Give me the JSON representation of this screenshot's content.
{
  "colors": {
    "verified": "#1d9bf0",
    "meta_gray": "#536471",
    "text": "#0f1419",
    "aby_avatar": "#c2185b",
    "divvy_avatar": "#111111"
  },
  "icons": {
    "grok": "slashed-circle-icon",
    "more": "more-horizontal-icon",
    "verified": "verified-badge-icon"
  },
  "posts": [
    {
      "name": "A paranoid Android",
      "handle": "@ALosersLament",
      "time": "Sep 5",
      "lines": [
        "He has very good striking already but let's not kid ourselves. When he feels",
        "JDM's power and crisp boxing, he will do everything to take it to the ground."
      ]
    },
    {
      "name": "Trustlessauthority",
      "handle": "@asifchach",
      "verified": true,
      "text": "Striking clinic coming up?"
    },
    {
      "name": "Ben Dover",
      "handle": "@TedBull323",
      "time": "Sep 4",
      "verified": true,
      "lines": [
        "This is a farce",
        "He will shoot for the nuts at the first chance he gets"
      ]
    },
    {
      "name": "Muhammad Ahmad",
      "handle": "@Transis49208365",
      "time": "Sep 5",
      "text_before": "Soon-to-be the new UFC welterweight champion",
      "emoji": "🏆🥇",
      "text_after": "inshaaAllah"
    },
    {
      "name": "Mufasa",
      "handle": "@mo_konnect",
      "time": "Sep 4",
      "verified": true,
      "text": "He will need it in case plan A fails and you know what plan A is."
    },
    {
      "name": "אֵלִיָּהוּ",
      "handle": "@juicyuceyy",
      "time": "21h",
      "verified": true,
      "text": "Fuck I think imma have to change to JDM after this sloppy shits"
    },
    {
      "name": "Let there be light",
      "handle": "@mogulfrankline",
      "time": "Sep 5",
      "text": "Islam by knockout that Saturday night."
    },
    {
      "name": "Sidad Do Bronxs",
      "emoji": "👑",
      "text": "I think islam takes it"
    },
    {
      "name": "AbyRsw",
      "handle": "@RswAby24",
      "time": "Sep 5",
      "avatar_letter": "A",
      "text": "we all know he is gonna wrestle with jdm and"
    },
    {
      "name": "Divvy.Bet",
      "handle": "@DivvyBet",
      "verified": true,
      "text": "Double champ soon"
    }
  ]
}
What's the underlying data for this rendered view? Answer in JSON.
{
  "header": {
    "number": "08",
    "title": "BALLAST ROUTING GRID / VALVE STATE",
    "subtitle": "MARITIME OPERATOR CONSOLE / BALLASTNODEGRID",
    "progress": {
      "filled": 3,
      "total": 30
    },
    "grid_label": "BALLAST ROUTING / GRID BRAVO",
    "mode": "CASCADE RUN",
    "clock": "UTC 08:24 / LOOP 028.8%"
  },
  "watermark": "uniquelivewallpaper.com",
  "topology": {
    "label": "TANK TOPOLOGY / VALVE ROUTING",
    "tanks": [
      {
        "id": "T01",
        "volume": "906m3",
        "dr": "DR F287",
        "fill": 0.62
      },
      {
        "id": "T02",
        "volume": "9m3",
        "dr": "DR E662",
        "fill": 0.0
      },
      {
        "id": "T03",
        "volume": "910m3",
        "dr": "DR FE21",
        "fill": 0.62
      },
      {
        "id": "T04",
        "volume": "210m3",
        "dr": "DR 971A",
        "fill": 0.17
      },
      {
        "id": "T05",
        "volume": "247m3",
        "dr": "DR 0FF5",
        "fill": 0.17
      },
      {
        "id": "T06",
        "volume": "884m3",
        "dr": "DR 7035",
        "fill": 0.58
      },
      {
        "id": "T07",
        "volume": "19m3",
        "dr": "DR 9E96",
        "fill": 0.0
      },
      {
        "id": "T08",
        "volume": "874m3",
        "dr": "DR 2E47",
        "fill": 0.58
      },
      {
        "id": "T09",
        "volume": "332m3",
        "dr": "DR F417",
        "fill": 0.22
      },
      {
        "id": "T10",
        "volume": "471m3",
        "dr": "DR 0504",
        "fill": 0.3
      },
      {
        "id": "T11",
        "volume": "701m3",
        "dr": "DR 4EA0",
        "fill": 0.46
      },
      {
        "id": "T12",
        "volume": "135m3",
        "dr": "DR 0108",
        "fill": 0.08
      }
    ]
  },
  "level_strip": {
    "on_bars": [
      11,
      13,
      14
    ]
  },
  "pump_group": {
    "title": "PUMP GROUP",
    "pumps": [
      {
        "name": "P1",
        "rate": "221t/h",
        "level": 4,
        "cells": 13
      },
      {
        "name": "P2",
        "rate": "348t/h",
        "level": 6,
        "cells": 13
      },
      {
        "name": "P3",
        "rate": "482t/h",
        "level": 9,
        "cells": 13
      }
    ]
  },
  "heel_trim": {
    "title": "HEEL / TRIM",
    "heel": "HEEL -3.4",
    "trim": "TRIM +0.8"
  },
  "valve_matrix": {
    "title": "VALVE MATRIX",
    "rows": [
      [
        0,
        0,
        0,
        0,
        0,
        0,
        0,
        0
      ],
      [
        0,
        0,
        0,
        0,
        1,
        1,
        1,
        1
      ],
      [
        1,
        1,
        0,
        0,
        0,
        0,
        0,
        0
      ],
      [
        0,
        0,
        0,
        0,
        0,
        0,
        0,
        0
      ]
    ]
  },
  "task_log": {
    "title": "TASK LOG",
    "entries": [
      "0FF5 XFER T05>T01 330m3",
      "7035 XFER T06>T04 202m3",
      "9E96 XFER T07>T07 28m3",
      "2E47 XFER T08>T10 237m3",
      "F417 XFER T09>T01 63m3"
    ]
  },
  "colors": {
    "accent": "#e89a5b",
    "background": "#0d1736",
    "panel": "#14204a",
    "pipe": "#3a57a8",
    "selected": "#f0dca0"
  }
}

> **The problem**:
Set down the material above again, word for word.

> **Reply**:
Give me the JSON representation of this screenshot's content.
{
  "colors": {
    "verified": "#1d9bf0",
    "meta_gray": "#536471",
    "text": "#0f1419",
    "aby_avatar": "#c2185b",
    "divvy_avatar": "#111111"
  },
  "icons": {
    "grok": "slashed-circle-icon",
    "more": "more-horizontal-icon",
    "verified": "verified-badge-icon"
  },
  "posts": [
    {
      "name": "A paranoid Android",
      "handle": "@ALosersLament",
      "time": "Sep 5",
      "lines": [
        "He has very good striking already but let's not kid ourselves. When he feels",
        "JDM's power and crisp boxing, he will do everything to take it to the ground."
      ]
    },
    {
      "name": "Trustlessauthority",
      "handle": "@asifchach",
      "verified": true,
      "text": "Striking clinic coming up?"
    },
    {
      "name": "Ben Dover",
      "handle": "@TedBull323",
      "time": "Sep 4",
      "verified": true,
      "lines": [
        "This is a farce",
        "He will shoot for the nuts at the first chance he gets"
      ]
    },
    {
      "name": "Muhammad Ahmad",
      "handle": "@Transis49208365",
      "time": "Sep 5",
      "text_before": "Soon-to-be the new UFC welterweight champion",
      "emoji": "🏆🥇",
      "text_after": "inshaaAllah"
    },
    {
      "name": "Mufasa",
      "handle": "@mo_konnect",
      "time": "Sep 4",
      "verified": true,
      "text": "He will need it in case plan A fails and you know what plan A is."
    },
    {
      "name": "אֵלִיָּהוּ",
      "handle": "@juicyuceyy",
      "time": "21h",
      "verified": true,
      "text": "Fuck I think imma have to change to JDM after this sloppy shits"
    },
    {
      "name": "Let there be light",
      "handle": "@mogulfrankline",
      "time": "Sep 5",
      "text": "Islam by knockout that Saturday night."
    },
    {
      "name": "Sidad Do Bronxs",
      "emoji": "👑",
      "text": "I think islam takes it"
    },
    {
      "name": "AbyRsw",
      "handle": "@RswAby24",
      "time": "Sep 5",
      "avatar_letter": "A",
      "text": "we all know he is gonna wrestle with jdm and"
    },
    {
      "name": "Divvy.Bet",
      "handle": "@DivvyBet",
      "verified": true,
      "text": "Double champ soon"
    }
  ]
}
What's the underlying data for this rendered view? Answer in JSON.
{
  "header": {
    "number": "08",
    "title": "BALLAST ROUTING GRID / VALVE STATE",
    "subtitle": "MARITIME OPERATOR CONSOLE / BALLASTNODEGRID",
    "progress": {
      "filled": 3,
      "total": 30
    },
    "grid_label": "BALLAST ROUTING / GRID BRAVO",
    "mode": "CASCADE RUN",
    "clock": "UTC 08:24 / LOOP 028.8%"
  },
  "watermark": "uniquelivewallpaper.com",
  "topology": {
    "label": "TANK TOPOLOGY / VALVE ROUTING",
    "tanks": [
      {
        "id": "T01",
        "volume": "906m3",
        "dr": "DR F287",
        "fill": 0.62
      },
      {
        "id": "T02",
        "volume": "9m3",
        "dr": "DR E662",
        "fill": 0.0
      },
      {
        "id": "T03",
        "volume": "910m3",
        "dr": "DR FE21",
        "fill": 0.62
      },
      {
        "id": "T04",
        "volume": "210m3",
        "dr": "DR 971A",
        "fill": 0.17
      },
      {
        "id": "T05",
        "volume": "247m3",
        "dr": "DR 0FF5",
        "fill": 0.17
      },
      {
        "id": "T06",
        "volume": "884m3",
        "dr": "DR 7035",
        "fill": 0.58
      },
      {
        "id": "T07",
        "volume": "19m3",
        "dr": "DR 9E96",
        "fill": 0.0
      },
      {
        "id": "T08",
        "volume": "874m3",
        "dr": "DR 2E47",
        "fill": 0.58
      },
      {
        "id": "T09",
        "volume": "332m3",
        "dr": "DR F417",
        "fill": 0.22
      },
      {
        "id": "T10",
        "volume": "471m3",
        "dr": "DR 0504",
        "fill": 0.3
      },
      {
        "id": "T11",
        "volume": "701m3",
        "dr": "DR 4EA0",
        "fill": 0.46
      },
      {
        "id": "T12",
        "volume": "135m3",
        "dr": "DR 0108",
        "fill": 0.08
      }
    ]
  },
  "level_strip": {
    "on_bars": [
      11,
      13,
      14
    ]
  },
  "pump_group": {
    "title": "PUMP GROUP",
    "pumps": [
      {
        "name": "P1",
        "rate": "221t/h",
        "level": 4,
        "cells": 13
      },
      {
        "name": "P2",
        "rate": "348t/h",
        "level": 6,
        "cells": 13
      },
      {
        "name": "P3",
        "rate": "482t/h",
        "level": 9,
        "cells": 13
      }
    ]
  },
  "heel_trim": {
    "title": "HEEL / TRIM",
    "heel": "HEEL -3.4",
    "trim": "TRIM +0.8"
  },
  "valve_matrix": {
    "title": "VALVE MATRIX",
    "rows": [
      [
        0,
        0,
        0,
        0,
        0,
        0,
        0,
        0
      ],
      [
        0,
        0,
        0,
        0,
        1,
        1,
        1,
        1
      ],
      [
        1,
        1,
        0,
        0,
        0,
        0,
        0,
        0
      ],
      [
        0,
        0,
        0,
        0,
        0,
        0,
        0,
        0
      ]
    ]
  },
  "task_log": {
    "title": "TASK LOG",
    "entries": [
      "0FF5 XFER T05>T01 330m3",
      "7035 XFER T06>T04 202m3",
      "9E96 XFER T07>T07 28m3",
      "2E47 XFER T08>T10 237m3",
      "F417 XFER T09>T01 63m3"
    ]
  },
  "colors": {
    "accent": "#e89a5b",
    "background": "#0d1736",
    "panel": "#14204a",
    "pipe": "#3a57a8",
    "selected": "#f0dca0"
  }
}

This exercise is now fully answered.